While Procore has been backed by venture capitalist and private equity houses through an extensive series of funding rounds, Aconex only had one significant funding round (in 2008), then later decided to do an initial public offering, launching on the Melbourne Stock Exchange in December 2014. Floated at Au$1.90, the shares rose and rose, fuelling talk of Aconex being the next Australian ‘Unicorn’, reaching an all-time high of Au$8.38 some 20 months later in July 2016. This, I think, helped fuel investor enthusiasm for construction technology vendors, and Aconex’s example probably helped bolster Procore’s fund-raising efforts. However, the past nine months have been less kind to Aconex – its share price is now around half what it was last July partly due to some investor disquiet about its forecasts (see Aconex shares plunge then plateau).
The two businesses also differ in terms of revenue, user base, and headcount growth. If the 2016 reports of US$55m revenue for Procore are accurate, they suggest Procore generates less than half what Aconex is forecasting – US$122-126m for the year to 30 June 2017. Meanwhile, Aconex’s user base is three times greater – over five million according to the ticker on its website, compared to Procore’s claimed 1.5m. In terms of personnel, Procore has around 700 employees, not that far behind the 850 in Aconex. However, the latter gained some 200 people through the Conject acquisition in March 2016 (on top of a couple of earlier much smaller deals: Grazer and Worksite), while Procore’s growth has, I believe, been largely organic rather than through M&A.
Update (18 July 2017) – Procore’s entry into the Australian SaaS market has been covered by a report in The Australian newspaper.

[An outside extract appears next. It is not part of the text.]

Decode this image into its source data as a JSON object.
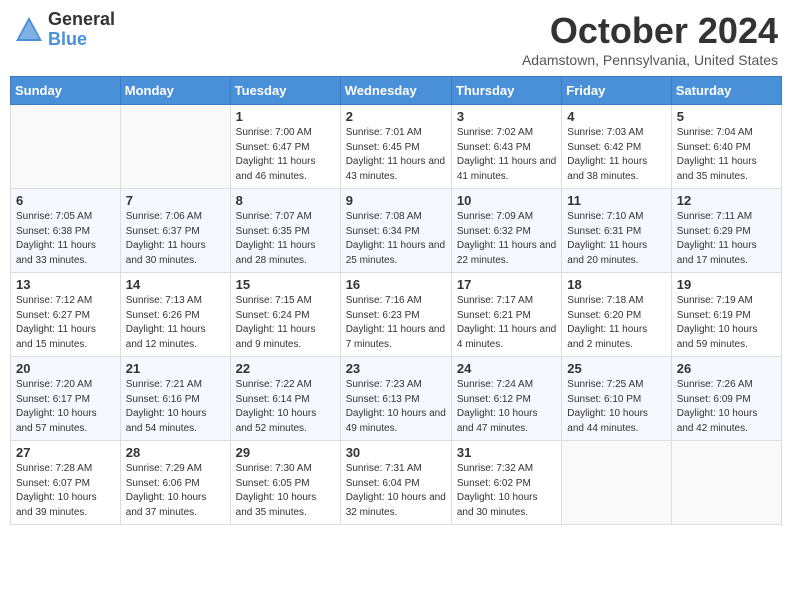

[Disclosure: I have written occasional freelance pieces for Procore’s Jobsite, including content for its ‘Construction OS’ campaign.]